**Exercise**
Please retype the records below exactly, leaving out any pictures.

**Raw data**
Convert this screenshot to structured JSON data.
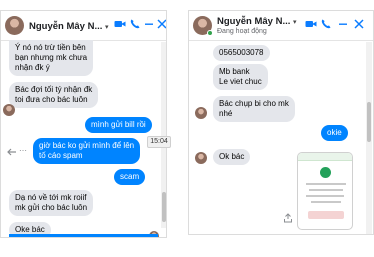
{
  "left_chat": {
    "header": {
      "name": "Nguyễn Mây N...",
      "chevron": "▾"
    },
    "header_icons": [
      "video-icon",
      "phone-icon",
      "minimize-icon",
      "close-icon"
    ],
    "messages": [
      {
        "side": "in",
        "lines": [
          "Ý nó nó trừ tiền bên",
          "bạn nhưng mk chưa",
          "nhận đk ý"
        ]
      },
      {
        "side": "in",
        "lines": [
          "Bác đợi tối tý nhận đk",
          "toi đưa cho bác luôn"
        ]
      },
      {
        "side": "out",
        "lines": [
          "mình gửi bill rồi"
        ]
      },
      {
        "side": "out",
        "lines": [
          "giờ bác ko gửi mình để lên",
          "tố cáo spam"
        ]
      },
      {
        "side": "out",
        "lines": [
          "scam"
        ]
      },
      {
        "side": "in",
        "lines": [
          "Dạ nó về tới mk roiif",
          "mk gửi cho bác luôn"
        ]
      },
      {
        "side": "in",
        "lines": [
          "Oke bác"
        ]
      }
    ],
    "tooltip_time": "15:04"
  },
  "right_chat": {
    "header": {
      "name": "Nguyễn Mây N...",
      "status": "Đang hoạt động",
      "chevron": "▾"
    },
    "header_icons": [
      "video-icon",
      "phone-icon",
      "minimize-icon",
      "close-icon"
    ],
    "messages": [
      {
        "side": "in",
        "lines": [
          "0565003078"
        ]
      },
      {
        "side": "in",
        "lines": [
          "Mb bank",
          "Le viet chuc"
        ]
      },
      {
        "side": "in",
        "lines": [
          "Bác chụp bi cho mk",
          "nhé"
        ]
      },
      {
        "side": "out",
        "lines": [
          "okie"
        ]
      },
      {
        "side": "in",
        "lines": [
          "Ok bác"
        ]
      }
    ]
  },
  "colors": {
    "messenger_blue": "#0084ff",
    "incoming_bubble": "#e4e6eb",
    "online_green": "#31a24c"
  }
}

**Task answer**
Convert this screenshot to structured JSON data.
{
  "left_chat": {
    "header": {
      "name": "Nguyễn Mây N...",
      "chevron": "▾"
    },
    "header_icons": [
      "video-icon",
      "phone-icon",
      "minimize-icon",
      "close-icon"
    ],
    "messages": [
      {
        "side": "in",
        "lines": [
          "Ý nó nó trừ tiền bên",
          "bạn nhưng mk chưa",
          "nhận đk ý"
        ]
      },
      {
        "side": "in",
        "lines": [
          "Bác đợi tối tý nhận đk",
          "toi đưa cho bác luôn"
        ]
      },
      {
        "side": "out",
        "lines": [
          "mình gửi bill rồi"
        ]
      },
      {
        "side": "out",
        "lines": [
          "giờ bác ko gửi mình để lên",
          "tố cáo spam"
        ]
      },
      {
        "side": "out",
        "lines": [
          "scam"
        ]
      },
      {
        "side": "in",
        "lines": [
          "Dạ nó về tới mk roiif",
          "mk gửi cho bác luôn"
        ]
      },
      {
        "side": "in",
        "lines": [
          "Oke bác"
        ]
      }
    ],
    "tooltip_time": "15:04"
  },
  "right_chat": {
    "header": {
      "name": "Nguyễn Mây N...",
      "status": "Đang hoạt động",
      "chevron": "▾"
    },
    "header_icons": [
      "video-icon",
      "phone-icon",
      "minimize-icon",
      "close-icon"
    ],
    "messages": [
      {
        "side": "in",
        "lines": [
          "0565003078"
        ]
      },
      {
        "side": "in",
        "lines": [
          "Mb bank",
          "Le viet chuc"
        ]
      },
      {
        "side": "in",
        "lines": [
          "Bác chụp bi cho mk",
          "nhé"
        ]
      },
      {
        "side": "out",
        "lines": [
          "okie"
        ]
      },
      {
        "side": "in",
        "lines": [
          "Ok bác"
        ]
      }
    ]
  },
  "colors": {
    "messenger_blue": "#0084ff",
    "incoming_bubble": "#e4e6eb",
    "online_green": "#31a24c"
  }
}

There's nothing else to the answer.